'Man down!' Body camera footage shows emotional moments after APS explosion

One injured firefighter who was covered in blood wanted to run back into the fire to help his colleagues.

SURPRISE, Ariz. — Dramatic video released by the Surprise Police Department shows the aftermath of an explosion at an APS facility back in April. It left eight firefighters hurt.

The body camera footage shows what officers were up against that night.

“Man down!" yelled a firefighter.

"Where?" asked one of the first Surprise police officers to arrive. "We have a firefighter down!" he said to a dispatcher.

One of the first responding officers was greeted by flames and smoke. He got news that firefighters were injured and he found one of them within seconds.

“I have some medical. Come with me," the officer said.

"I need my guys!” said the injured Peoria firefighter.

The firefighter's face was covered in blood but still, he tried to run back into the fire to help.

“Come on!" the firefighter yelled.

"They’re gonna help your guys. Let me just get you over here," said the officer assisting him.
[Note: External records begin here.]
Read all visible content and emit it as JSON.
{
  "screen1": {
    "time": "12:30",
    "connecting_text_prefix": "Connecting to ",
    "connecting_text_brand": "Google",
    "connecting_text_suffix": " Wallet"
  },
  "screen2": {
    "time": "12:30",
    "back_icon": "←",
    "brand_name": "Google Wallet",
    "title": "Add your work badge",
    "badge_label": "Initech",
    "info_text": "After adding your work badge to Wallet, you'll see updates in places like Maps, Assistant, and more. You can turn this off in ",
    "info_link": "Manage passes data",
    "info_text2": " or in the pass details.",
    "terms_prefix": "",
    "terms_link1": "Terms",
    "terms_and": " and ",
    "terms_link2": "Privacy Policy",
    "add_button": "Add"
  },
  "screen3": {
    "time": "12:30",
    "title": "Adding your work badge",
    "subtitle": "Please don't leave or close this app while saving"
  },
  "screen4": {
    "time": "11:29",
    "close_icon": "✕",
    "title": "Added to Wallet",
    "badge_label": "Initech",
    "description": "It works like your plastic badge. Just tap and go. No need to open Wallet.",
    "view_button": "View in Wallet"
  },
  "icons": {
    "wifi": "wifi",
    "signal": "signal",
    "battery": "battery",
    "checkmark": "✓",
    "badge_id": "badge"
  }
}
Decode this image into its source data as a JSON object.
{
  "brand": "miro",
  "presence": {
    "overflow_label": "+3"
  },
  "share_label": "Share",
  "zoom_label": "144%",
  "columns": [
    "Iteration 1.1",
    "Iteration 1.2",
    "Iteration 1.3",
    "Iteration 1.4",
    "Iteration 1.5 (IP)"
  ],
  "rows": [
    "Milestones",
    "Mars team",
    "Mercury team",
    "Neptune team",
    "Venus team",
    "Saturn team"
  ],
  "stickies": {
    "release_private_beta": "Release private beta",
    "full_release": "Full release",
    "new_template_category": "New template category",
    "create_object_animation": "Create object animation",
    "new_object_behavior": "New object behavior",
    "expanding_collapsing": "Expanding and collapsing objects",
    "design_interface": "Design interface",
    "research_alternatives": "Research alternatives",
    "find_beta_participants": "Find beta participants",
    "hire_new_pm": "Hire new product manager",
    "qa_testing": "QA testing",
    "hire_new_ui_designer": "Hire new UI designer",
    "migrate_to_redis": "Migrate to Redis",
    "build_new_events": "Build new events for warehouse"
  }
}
As medics treated the firefighter, he heard other first responders on their radios talking about his team.

"We've got two firefighters down," an officer was heard saying.

The firefighter screamed. Emotions kicked in for the injured firefighter, now knowing if his colleagues were dead or alive.

“These guys are bad," said a first responder.

“We’re gonna need another helicopter so total of two," said another officer.

Medics rushed four Peoria firefighters to the hospital with broken bones, chemical burns, and internal injuries. All of them survived.

"Let's walk away. Three steps and that's when the explosion happened," explained the man who called 911 while talking with a Surprise police officer.

The man who called 911 reported unusual smoke coming from the APS facility, which is used to store batteries for solar energy.

A hazmat team arrived and assessed the situation. They thought the area was clear so they opened the door to the facility. That's when the explosion happened.

It's been nearly four months since the incident but still, investigators don't know what caused it.

“I had a bad feeling right before they (expletive) walked in there," said a firefighter on police body camera.

All four of the Peoria firefighters are now at home starting their long road to recovery.